“They were nothing like they are now. They had so much growing to do.”
“Could you even climb them?”
I love that there is still a hint of little girl in her voice.
“Nope. Right about the time you came around and got big enough, they became climbing trees.”
The trees and our family grew side by side. First Samuel, then Kate. By the time William came and left us so quickly, the crowns had begun to swell with snowy blossoms in the spring and leathery, merlot leaves in the fall. In the winter they were barren. But even then, with the branches’ spindly fingers intertwining across the drive, we had our canopy.

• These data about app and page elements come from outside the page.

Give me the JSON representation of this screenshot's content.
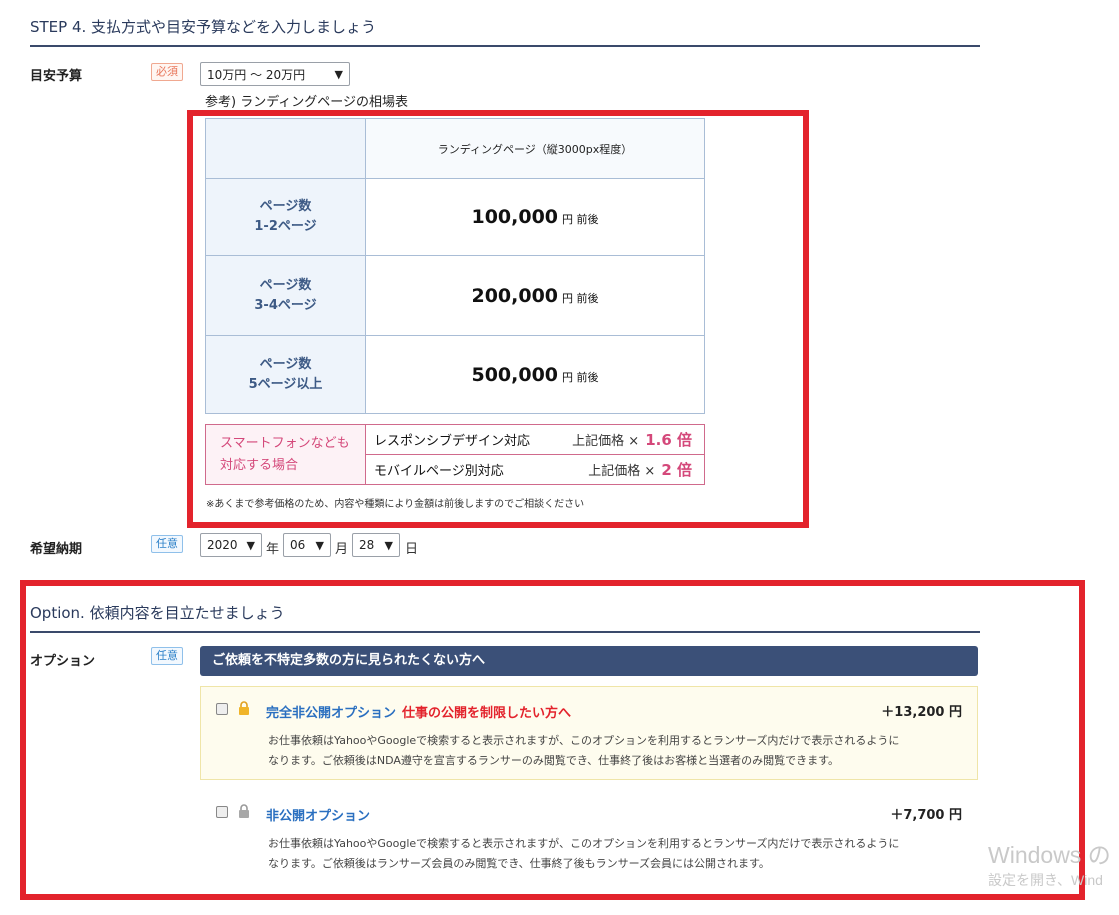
{
  "step4": {
    "title": "STEP 4. 支払方式や目安予算などを入力しましょう",
    "budget_label": "目安予算",
    "required_badge": "必須",
    "budget_select": "10万円 ～ 20万円",
    "reference_caption": "参考) ランディングページの相場表",
    "table": {
      "column_header": "ランディングページ（縦3000px程度）",
      "rows": [
        {
          "label_line1": "ページ数",
          "label_line2": "1-2ページ",
          "price": "100,000",
          "unit": "円 前後"
        },
        {
          "label_line1": "ページ数",
          "label_line2": "3-4ページ",
          "price": "200,000",
          "unit": "円 前後"
        },
        {
          "label_line1": "ページ数",
          "label_line2": "5ページ以上",
          "price": "500,000",
          "unit": "円 前後"
        }
      ],
      "smart_label_line1": "スマートフォンなども",
      "smart_label_line2": "対応する場合",
      "smart_rows": [
        {
          "name": "レスポンシブデザイン対応",
          "prefix": "上記価格 ×",
          "mult": "1.6 倍"
        },
        {
          "name": "モバイルページ別対応",
          "prefix": "上記価格 ×",
          "mult": "2 倍"
        }
      ],
      "note": "※あくまで参考価格のため、内容や種類により金額は前後しますのでご相談ください"
    },
    "deadline_label": "希望納期",
    "optional_badge": "任意",
    "year": "2020",
    "year_unit": "年",
    "month": "06",
    "month_unit": "月",
    "day": "28",
    "day_unit": "日"
  },
  "option": {
    "title": "Option. 依頼内容を目立たせましょう",
    "label": "オプション",
    "optional_badge": "任意",
    "bar_text": "ご依頼を不特定多数の方に見られたくない方へ",
    "items": [
      {
        "name": "完全非公開オプション",
        "subtitle": "仕事の公開を制限したい方へ",
        "price": "＋13,200 円",
        "desc_line1": "お仕事依頼はYahooやGoogleで検索すると表示されますが、このオプションを利用するとランサーズ内だけで表示されるように",
        "desc_line2": "なります。ご依頼後はNDA遵守を宣言するランサーのみ閲覧でき、仕事終了後はお客様と当選者のみ閲覧できます。"
      },
      {
        "name": "非公開オプション",
        "price": "＋7,700 円",
        "desc_line1": "お仕事依頼はYahooやGoogleで検索すると表示されますが、このオプションを利用するとランサーズ内だけで表示されるように",
        "desc_line2": "なります。ご依頼後はランサーズ会員のみ閲覧でき、仕事終了後もランサーズ会員には公開されます。"
      }
    ]
  },
  "watermark": {
    "line1": "Windows の",
    "line2": "設定を開き、Wind"
  },
  "colors": {
    "highlight": "#e3232c",
    "navy_bar": "#3b5078",
    "option_link": "#2a6fc0"
  }
}
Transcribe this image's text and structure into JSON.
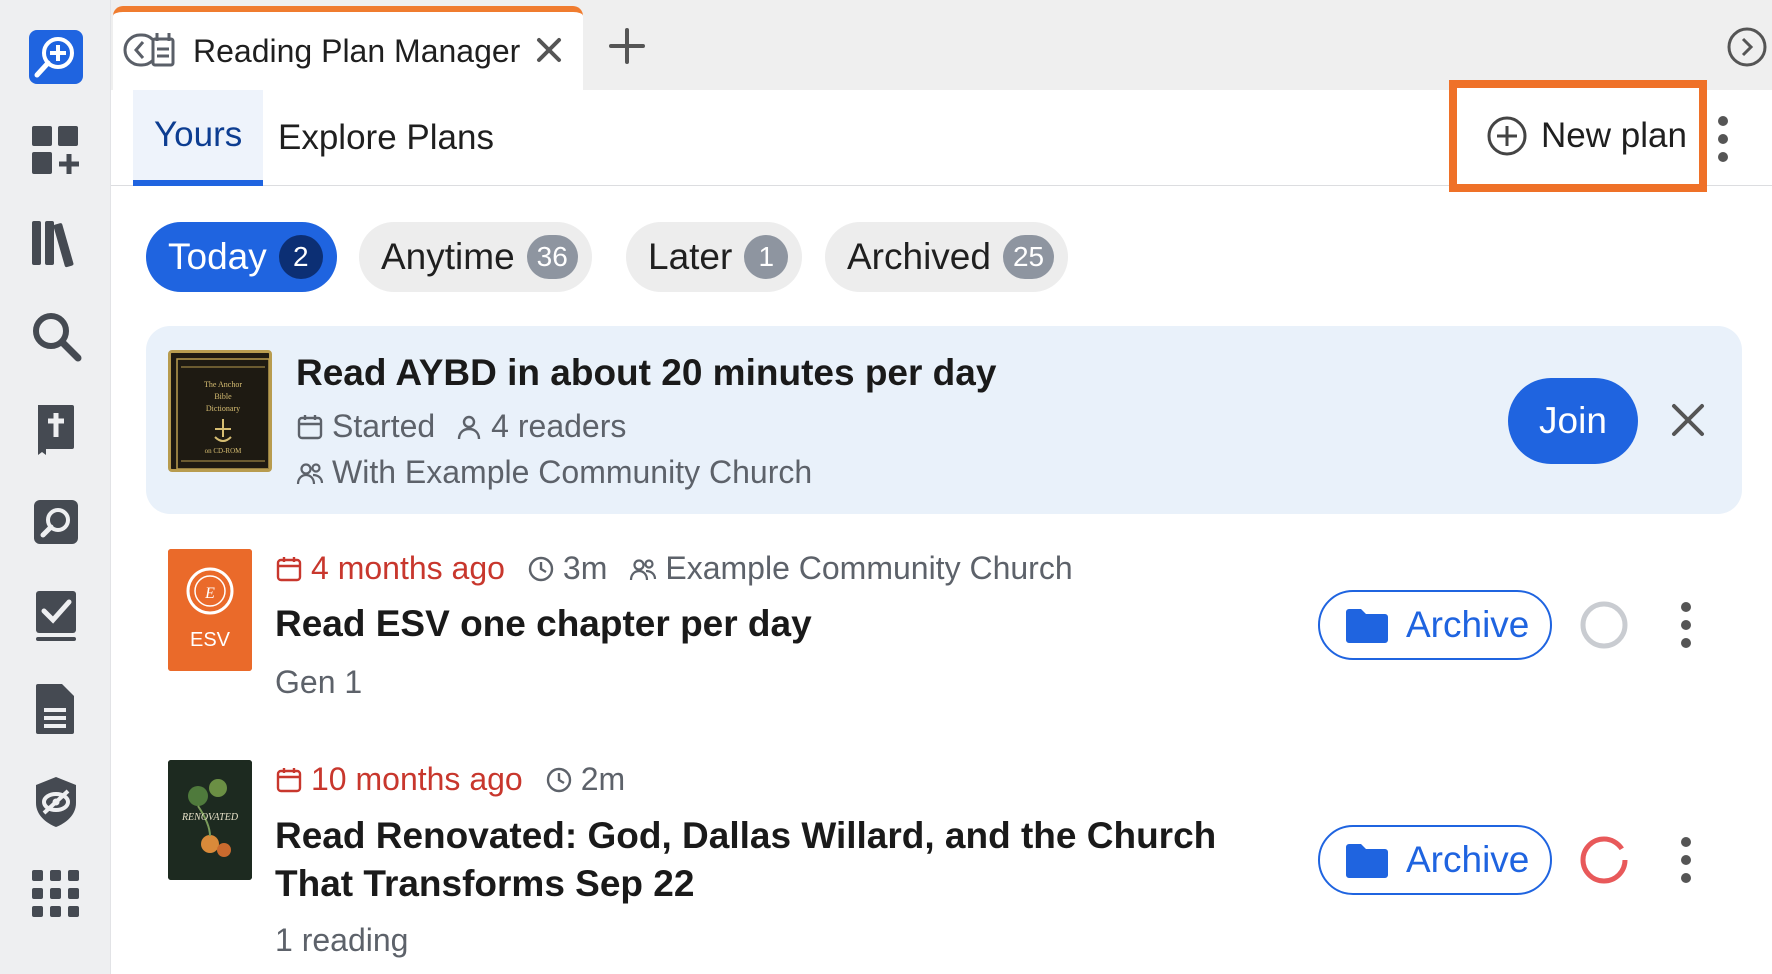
{
  "colors": {
    "accent": "#1f64e0",
    "highlight_frame": "#ef7128",
    "overdue": "#c8372d",
    "muted_text": "#5d626a",
    "promo_bg": "#e9f1fa"
  },
  "rail": {
    "items": [
      {
        "icon": "reading-plan-add-icon"
      },
      {
        "icon": "dashboard-add-icon"
      },
      {
        "icon": "library-icon"
      },
      {
        "icon": "search-icon"
      },
      {
        "icon": "bible-icon"
      },
      {
        "icon": "bible-search-icon"
      },
      {
        "icon": "checklist-icon"
      },
      {
        "icon": "document-icon"
      },
      {
        "icon": "shield-eye-icon"
      },
      {
        "icon": "apps-grid-icon"
      }
    ]
  },
  "tab": {
    "title": "Reading Plan Manager",
    "icon": "reading-plan-tab-icon"
  },
  "subnav": {
    "tabs": [
      {
        "label": "Yours",
        "active": true
      },
      {
        "label": "Explore Plans",
        "active": false
      }
    ],
    "new_plan_label": "New plan"
  },
  "filters": [
    {
      "label": "Today",
      "count": "2",
      "active": true
    },
    {
      "label": "Anytime",
      "count": "36",
      "active": false
    },
    {
      "label": "Later",
      "count": "1",
      "active": false
    },
    {
      "label": "Archived",
      "count": "25",
      "active": false
    }
  ],
  "promo": {
    "title": "Read AYBD in about 20 minutes per day",
    "status": "Started",
    "readers": "4 readers",
    "group": "With Example Community Church",
    "join_label": "Join",
    "cover_text": [
      "The Anchor",
      "Bible",
      "Dictionary",
      "on CD-ROM"
    ]
  },
  "plans": [
    {
      "due": "4 months ago",
      "duration": "3m",
      "group": "Example Community Church",
      "title": "Read ESV one chapter per day",
      "subtitle": "Gen 1",
      "archive_label": "Archive",
      "cover_label": "ESV",
      "progress": 0
    },
    {
      "due": "10 months ago",
      "duration": "2m",
      "title": "Read Renovated: God, Dallas Willard, and the Church That Transforms Sep 22",
      "subtitle": "1 reading",
      "archive_label": "Archive",
      "cover_label": "RENOVATED",
      "progress": 0
    }
  ]
}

Five years from now, this tree in which she is staked out will no longer matter. Her devotion will be focused elsewhere. School. Sports. Boys. Still, I understand my daughter’s disappointment. I know what it’s like to watch the treetops splinter and fall, breaking down, limb by limb, year after year. Each time, we haul the ruins into the woods and convince ourselves the damage won’t be the end of our canopy.
“Why do we have to do it?” she asks, pleading. “Why do we have to cut them down?” Her notebook falls from the tree like a piece of rotten fruit. “I’ll never forgive you.” The words tumble from her lips, making her sound more like a teenager than a nine-year-old. My breath catches in my throat.
Kids have the luxury of going too far with their words. Last night, during my argument with Bryan, I pressed my lips together to keep from saying what I knew I would regret come sunrise. The words craved freedom, but oxygen would’ve fueled them; they would’ve engulfed us.
Now, I sit down in the mulch bed, finding a comfortable notch in the tree, and lean back. At first, Bryan appears to be looking in my direction, but I realize that his gaze is not on me but through me to his first victim, the pear tree near the mailbox.
If my daughter were not nine but nineteen or twenty-nine, I might tell her now what is weighing on my mind. If I thought she would listen and understand without having to live through it herself, I might share with her the truth: Love is a burden you must be willing to carry. Every day, you must be willing to do the lifting.
Bryan hands his safety glasses and a pair of work gloves to Sam. They head our way, Bryan with the saw, Sam carrying the large orange case and his camera. He wants to record the timbering trees, edit the footage, and enter the video into a filmmaking contest. Sometimes I think that the passion our marriage has lost has simply passed on to our children, as if there is only so much to go around and they must be fed first. We take whatever scraps are left.
I raise a finger, asking Bryan and Sam to wait a moment.
Standing up, I grab hold of my daughter’s ankle and stroke the curve of her bone with my thumb. She doesn’t try to shake me away.
“You will forgive us,” I tell her. “Because we’re family, Birdie. You can’t have a family without forgiveness.” I look around the yard for an appropriate analogy. Her turquoise bike leans against the fence, a stuffed giraffe dangling from the basket. “It’s like a bike with no wheels,” I say. “Without it, we can’t move forward.”
I reach for her hand. “Come on now. Let me help you down. These limbs aren’t as strong as they used to be.”
“Humph.” She breathes out her willfulness. A blue marker dives to the grass like a dart, followed by a red, then a yellow and a green. Her arms, now free, tighten around the tree. “Daddy will have to chop me down with it.”